## The Art Of The Free-Response Essay

• You’re given the free-response questions to answer in 70 minutes. That’s only about 24 minutes per question. Each of these three questions will present a scenario and ask you to answer several smaller questions.

• You can get a maximum of 10 points per free-response question. Each question has a certain grading rubric assigned to it, which is what the free-response readers use to give you points for your responses.

• The best way to rack up points on this section is to give the graders what they’re looking for.

## Now or Later

• For the exam, one of the free-response questions will ask you to design an investigation, and one will ask you to propose a solution to an environmental problem using models. The third question will ask you the same as the second, but this time using calculations, so a calculator can be very useful for this question.

While you do have to answer each of these questions, you do not need to answer them in order.

• The best strategy is to read the scenario and decide if this is a question you want to attempt now or later. Do this before reading the next scenario. If you decide to do it later, move on to the next question.

• If you decide to do it now, look at the questions and start answering them. Remember the grading rubric, makes it easy for the graders to give you points. If the question asks for two solutions, label the solutions so the graders can easily find them.

• If the question asks for a calculation, show all your work including any formulas you are using. If the question asks you to plot something, clearly label the x- and y- axis.

## Calculate the Math

Yes, there’s math in environmental science and you will be allowed to use a calculator on the exam. Be sure to use your calculator to avoid mistakes.

## Hot-Button Terms

• The AP essay graders have a checklist of key terms and concepts that they use to assign points.

• We like to call these “hot-button” terms. Simply put, for each hot button that you include in your essay, you will receive a predetermined number of points.

• For example, if the questions deals with photochemical smog, the AP graders are instructed to give students two points for writing: “In the presence of sunlight and heat, VOCs, NOx, ozone combine to form “smog”—or something very similar to that. These key terms can be found in the Chapter 12 glossary.

## Make an Outline

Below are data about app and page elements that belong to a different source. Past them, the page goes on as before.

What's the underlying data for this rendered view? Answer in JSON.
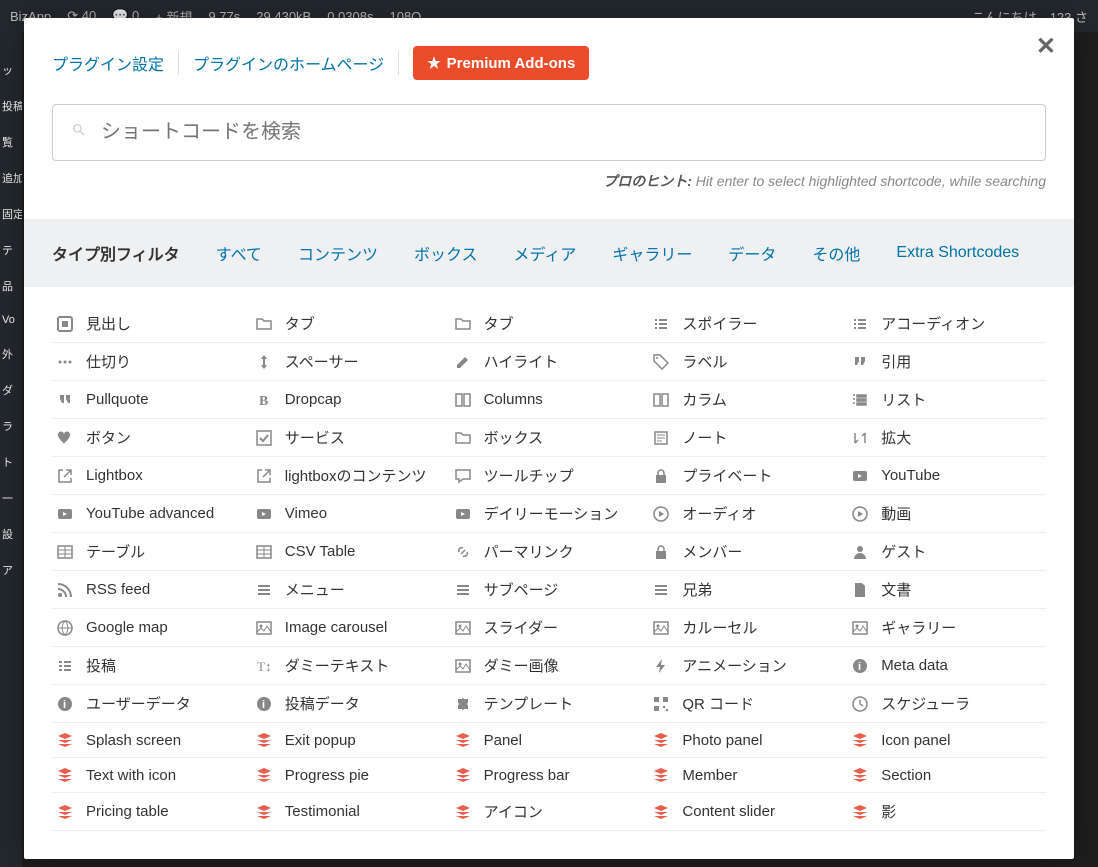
{
  "admin_bar": {
    "site": "BizApp",
    "updates": "40",
    "comments": "0",
    "new": "新規",
    "perf1": "9.77s",
    "perf2": "29,430kB",
    "perf3": "0.0308s",
    "perf4": "108Q",
    "greeting": "こんにちは、123 さ"
  },
  "header": {
    "link_settings": "プラグイン設定",
    "link_homepage": "プラグインのホームページ",
    "premium_btn": "Premium Add-ons"
  },
  "search": {
    "placeholder": "ショートコードを検索"
  },
  "hint": {
    "label": "プロのヒント:",
    "text": " Hit enter to select highlighted shortcode, while searching"
  },
  "filter": {
    "label": "タイプ別フィルタ",
    "items": [
      "すべて",
      "コンテンツ",
      "ボックス",
      "メディア",
      "ギャラリー",
      "データ",
      "その他",
      "Extra Shortcodes"
    ]
  },
  "shortcodes": [
    {
      "l": "見出し",
      "i": "heading"
    },
    {
      "l": "タブ",
      "i": "folder"
    },
    {
      "l": "タブ",
      "i": "folder"
    },
    {
      "l": "スポイラー",
      "i": "list"
    },
    {
      "l": "アコーディオン",
      "i": "list"
    },
    {
      "l": "仕切り",
      "i": "dots"
    },
    {
      "l": "スペーサー",
      "i": "arrows-v"
    },
    {
      "l": "ハイライト",
      "i": "pencil"
    },
    {
      "l": "ラベル",
      "i": "tag"
    },
    {
      "l": "引用",
      "i": "quote"
    },
    {
      "l": "Pullquote",
      "i": "quote-l"
    },
    {
      "l": "Dropcap",
      "i": "bold"
    },
    {
      "l": "Columns",
      "i": "columns"
    },
    {
      "l": "カラム",
      "i": "columns"
    },
    {
      "l": "リスト",
      "i": "list-ol"
    },
    {
      "l": "ボタン",
      "i": "heart"
    },
    {
      "l": "サービス",
      "i": "check-sq"
    },
    {
      "l": "ボックス",
      "i": "folder"
    },
    {
      "l": "ノート",
      "i": "note"
    },
    {
      "l": "拡大",
      "i": "sort"
    },
    {
      "l": "Lightbox",
      "i": "external"
    },
    {
      "l": "lightboxのコンテンツ",
      "i": "external"
    },
    {
      "l": "ツールチップ",
      "i": "comment"
    },
    {
      "l": "プライベート",
      "i": "lock"
    },
    {
      "l": "YouTube",
      "i": "youtube"
    },
    {
      "l": "YouTube advanced",
      "i": "youtube"
    },
    {
      "l": "Vimeo",
      "i": "youtube"
    },
    {
      "l": "デイリーモーション",
      "i": "youtube"
    },
    {
      "l": "オーディオ",
      "i": "play"
    },
    {
      "l": "動画",
      "i": "play"
    },
    {
      "l": "テーブル",
      "i": "table"
    },
    {
      "l": "CSV Table",
      "i": "table"
    },
    {
      "l": "パーマリンク",
      "i": "link"
    },
    {
      "l": "メンバー",
      "i": "lock"
    },
    {
      "l": "ゲスト",
      "i": "user"
    },
    {
      "l": "RSS feed",
      "i": "rss"
    },
    {
      "l": "メニュー",
      "i": "bars"
    },
    {
      "l": "サブページ",
      "i": "bars"
    },
    {
      "l": "兄弟",
      "i": "bars"
    },
    {
      "l": "文書",
      "i": "file"
    },
    {
      "l": "Google map",
      "i": "globe"
    },
    {
      "l": "Image carousel",
      "i": "image"
    },
    {
      "l": "スライダー",
      "i": "image"
    },
    {
      "l": "カルーセル",
      "i": "image"
    },
    {
      "l": "ギャラリー",
      "i": "image"
    },
    {
      "l": "投稿",
      "i": "list-alt"
    },
    {
      "l": "ダミーテキスト",
      "i": "text-h"
    },
    {
      "l": "ダミー画像",
      "i": "image"
    },
    {
      "l": "アニメーション",
      "i": "bolt"
    },
    {
      "l": "Meta data",
      "i": "info"
    },
    {
      "l": "ユーザーデータ",
      "i": "info"
    },
    {
      "l": "投稿データ",
      "i": "info"
    },
    {
      "l": "テンプレート",
      "i": "puzzle"
    },
    {
      "l": "QR コード",
      "i": "qr"
    },
    {
      "l": "スケジューラ",
      "i": "clock"
    },
    {
      "l": "Splash screen",
      "i": "stack",
      "p": true
    },
    {
      "l": "Exit popup",
      "i": "stack",
      "p": true
    },
    {
      "l": "Panel",
      "i": "stack",
      "p": true
    },
    {
      "l": "Photo panel",
      "i": "stack",
      "p": true
    },
    {
      "l": "Icon panel",
      "i": "stack",
      "p": true
    },
    {
      "l": "Text with icon",
      "i": "stack",
      "p": true
    },
    {
      "l": "Progress pie",
      "i": "stack",
      "p": true
    },
    {
      "l": "Progress bar",
      "i": "stack",
      "p": true
    },
    {
      "l": "Member",
      "i": "stack",
      "p": true
    },
    {
      "l": "Section",
      "i": "stack",
      "p": true
    },
    {
      "l": "Pricing table",
      "i": "stack",
      "p": true
    },
    {
      "l": "Testimonial",
      "i": "stack",
      "p": true
    },
    {
      "l": "アイコン",
      "i": "stack",
      "p": true
    },
    {
      "l": "Content slider",
      "i": "stack",
      "p": true
    },
    {
      "l": "影",
      "i": "stack",
      "p": true
    }
  ]
}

• As you read the question, brainstorm a list of terms and concepts you want to cover. Use the sub-questions to help you with your list of terms and concepts.

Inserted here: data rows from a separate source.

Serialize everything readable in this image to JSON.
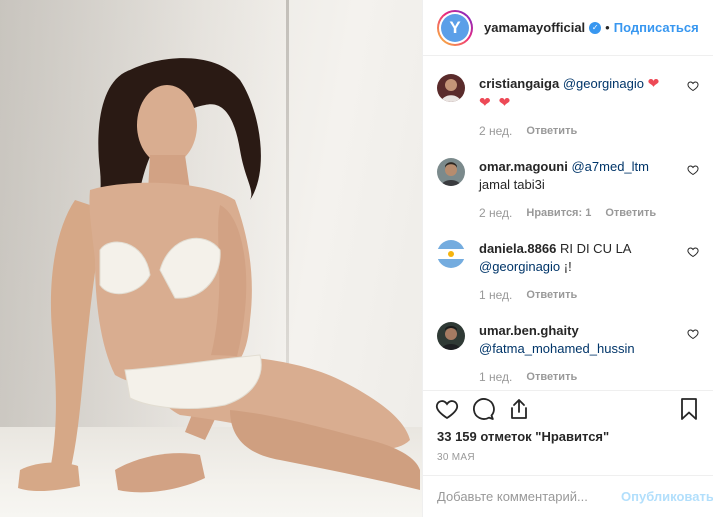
{
  "post": {
    "username": "yamamayofficial",
    "avatar_letter": "Y",
    "verified_icon": "verified-badge-icon",
    "separator": "•",
    "follow_label": "Подписаться"
  },
  "comments": [
    {
      "user": "cristiangaiga",
      "mention": "@georginagio",
      "text": "",
      "hearts": "❤ ❤ ❤",
      "time": "2 нед.",
      "likes": "",
      "reply": "Ответить"
    },
    {
      "user": "omar.magouni",
      "mention": "@a7med_ltm",
      "text": "jamal tabi3i",
      "time": "2 нед.",
      "likes": "Нравится: 1",
      "reply": "Ответить"
    },
    {
      "user": "daniela.8866",
      "text_before": "RI DI CU LA",
      "mention": "@georginagio",
      "text": "¡!",
      "time": "1 нед.",
      "likes": "",
      "reply": "Ответить"
    },
    {
      "user": "umar.ben.ghaity",
      "mention": "@fatma_mohamed_hussin",
      "text": "",
      "time": "1 нед.",
      "likes": "",
      "reply": "Ответить"
    }
  ],
  "actions": {
    "like_icon": "heart-icon",
    "comment_icon": "comment-icon",
    "share_icon": "share-icon",
    "save_icon": "bookmark-icon"
  },
  "likes_text": "33 159 отметок \"Нравится\"",
  "date": "30 МАЯ",
  "add_comment": {
    "placeholder": "Добавьте комментарий...",
    "publish_label": "Опубликовать"
  },
  "colors": {
    "link": "#3897f0",
    "mention": "#003569",
    "heart_red": "#ed4956",
    "muted": "#999999",
    "publish_disabled": "#b2dffc"
  }
}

• Next, draft an outline that will help you organize them into some logical order. While you do not get points for organization, a well-organized response is to write. The best way to organize your response is to write a clear, simple outline.

• It is important to remember that the three free-response questions are essay questions, and they need to be written in paragraph style. On average, you will need to write no more than one or two paragraphs for each question.

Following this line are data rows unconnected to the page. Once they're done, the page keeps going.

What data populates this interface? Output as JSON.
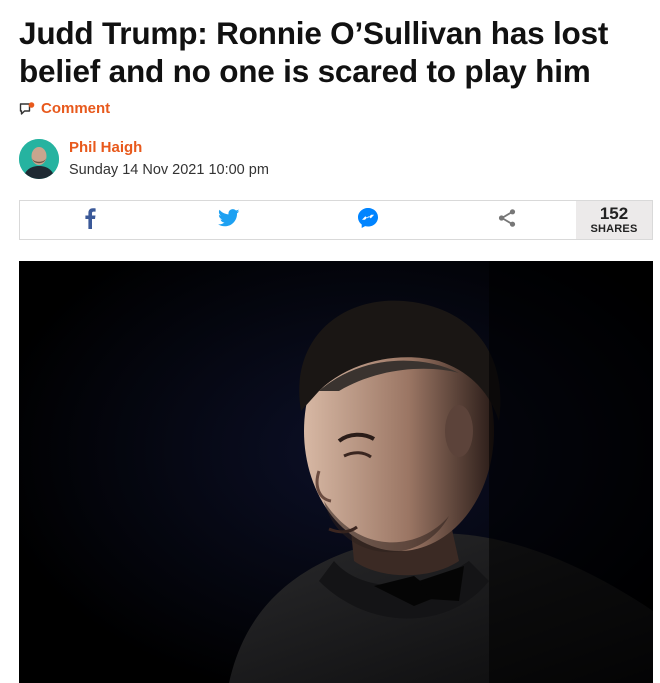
{
  "article": {
    "headline": "Judd Trump: Ronnie O’Sullivan has lost belief and no one is scared to play him",
    "comment_label": "Comment",
    "author": "Phil Haigh",
    "date": "Sunday 14 Nov 2021 10:00 pm"
  },
  "share": {
    "count": "152",
    "count_label": "SHARES",
    "buttons": [
      "facebook-icon",
      "twitter-icon",
      "messenger-icon",
      "share-icon"
    ]
  },
  "colors": {
    "accent": "#e8591c",
    "facebook": "#3b5998",
    "twitter": "#1da1f2",
    "messenger": "#0084ff",
    "share_icon": "#777777"
  }
}
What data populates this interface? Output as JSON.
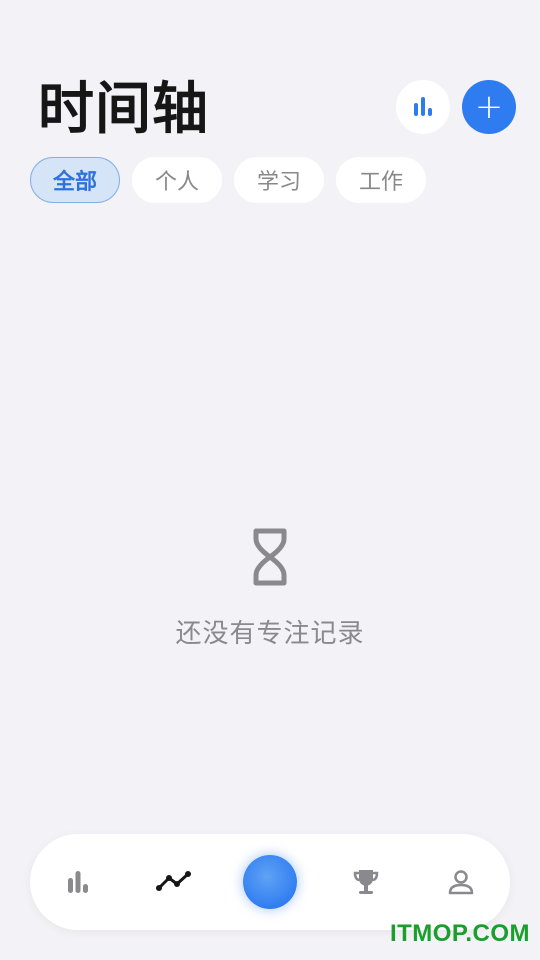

• If the question asks for two examples, give just that--two examples. If you present more than two examples, the grader may not even count them toward your score. Make sure you read carefully and provide just what the question is asking for.

## Label All Diagrams and Figures

• Sometimes it’s easier to present a diagram or figure as a part of your essay. You may illustrate your answer, but all illustrations should be labeled and discussed in the verbiage of your answer.

• Remember to properly label your diagram or figure; otherwise, the AP graders will give you no more than partial credit for your work.

## Know the Labs Covered in Your AP Course

• At least one of the 3 essay questions will be experimentally based. Sometimes the questions will refer back to a laboratory experiment conducted in your AP class. Consequently, the laboratory component of your course is an integral part of this exam.